Beyond the double bounce rule, non volley zone protocol, and some funky scoring, pickleball rules for the most part are quite straightforward and logical.
The double hit rule goes along with the common sense nature of the game. No need to get into slow motion replay to dissect how a ball gets over the net to determine if it is a fault or not. That all being said, there are a couple points to understand about the infamous double hit.
What is a double hit in pickleball?
According to the official USA rulebook 3.A.8 a double hit is defined as: “Hitting the ball twice before it is returned.” Well, that seems easy enough, but digging in a bit further, there are instances of legal and illegal double hits.
Legal Double Hits
Section 11.A of the official rule book states: “Balls can be hit twice, but this must occur during an unintentional, continuous, single-direction stroke, by one player.”
This rule applies to all volleys, drives, drops, serves, and returns. Additionally, since the hand/wrist area are fair game in pickleball, this rule includes instances where a ball strikes the hand area, hits the same paddle, and goes forward in a fluid motion.

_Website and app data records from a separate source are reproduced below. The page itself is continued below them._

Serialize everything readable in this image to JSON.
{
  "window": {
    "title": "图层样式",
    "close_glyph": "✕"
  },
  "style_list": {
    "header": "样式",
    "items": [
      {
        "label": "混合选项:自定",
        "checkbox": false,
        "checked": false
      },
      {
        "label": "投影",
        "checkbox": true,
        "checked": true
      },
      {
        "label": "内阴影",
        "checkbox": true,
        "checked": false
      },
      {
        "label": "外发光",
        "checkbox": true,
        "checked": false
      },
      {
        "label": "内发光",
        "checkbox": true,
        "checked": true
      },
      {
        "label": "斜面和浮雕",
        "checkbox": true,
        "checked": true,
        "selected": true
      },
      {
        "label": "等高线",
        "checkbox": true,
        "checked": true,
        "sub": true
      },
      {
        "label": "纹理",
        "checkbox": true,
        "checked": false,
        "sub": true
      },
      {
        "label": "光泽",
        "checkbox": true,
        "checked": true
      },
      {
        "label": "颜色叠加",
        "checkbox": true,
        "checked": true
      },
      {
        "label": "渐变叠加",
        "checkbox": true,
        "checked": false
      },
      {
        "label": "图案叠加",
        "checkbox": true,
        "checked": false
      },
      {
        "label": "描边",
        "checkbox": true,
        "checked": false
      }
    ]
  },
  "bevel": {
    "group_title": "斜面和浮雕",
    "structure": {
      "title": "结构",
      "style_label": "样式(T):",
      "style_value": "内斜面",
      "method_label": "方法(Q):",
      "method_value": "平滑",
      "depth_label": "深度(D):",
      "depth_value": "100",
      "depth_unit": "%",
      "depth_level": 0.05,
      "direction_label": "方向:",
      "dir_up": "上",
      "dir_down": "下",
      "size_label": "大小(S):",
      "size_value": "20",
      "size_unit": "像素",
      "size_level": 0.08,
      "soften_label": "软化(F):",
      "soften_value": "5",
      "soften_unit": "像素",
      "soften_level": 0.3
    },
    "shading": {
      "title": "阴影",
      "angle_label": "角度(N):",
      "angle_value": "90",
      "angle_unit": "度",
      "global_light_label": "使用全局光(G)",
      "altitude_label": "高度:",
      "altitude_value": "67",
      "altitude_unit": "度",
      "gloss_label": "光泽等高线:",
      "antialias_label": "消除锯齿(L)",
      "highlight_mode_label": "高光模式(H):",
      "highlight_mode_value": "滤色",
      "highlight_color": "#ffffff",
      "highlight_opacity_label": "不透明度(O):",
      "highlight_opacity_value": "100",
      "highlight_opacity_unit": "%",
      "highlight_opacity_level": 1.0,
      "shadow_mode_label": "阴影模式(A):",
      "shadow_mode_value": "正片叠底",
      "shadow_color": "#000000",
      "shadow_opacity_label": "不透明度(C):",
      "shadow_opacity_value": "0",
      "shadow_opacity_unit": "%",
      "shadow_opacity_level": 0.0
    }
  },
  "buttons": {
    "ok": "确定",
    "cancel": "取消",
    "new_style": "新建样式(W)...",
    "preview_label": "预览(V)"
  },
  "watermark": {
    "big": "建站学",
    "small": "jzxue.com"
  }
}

Illegal Double Hits
Section 11.A goes on to state: “If the stroke made while performing the serve or during a rally is deliberately not continuous, or not in a single direction, or the ball is struck by a second player, it is a fault.“
A fault will be given to the offending player or players if a double hit in pickleball is found to violate any of these requirements, including being purposeful, not continuous, multidirectional, hit by two players, or all of the above. If the serving team is found guilty of the double hit, the penalty is a loss of serve. The serving team wins the rally and the point if it is committed by the opposing team.
Unless a double hit is deliberate, disjointed, or involves more than one player, it is a-okay. So get out there, and pickle on.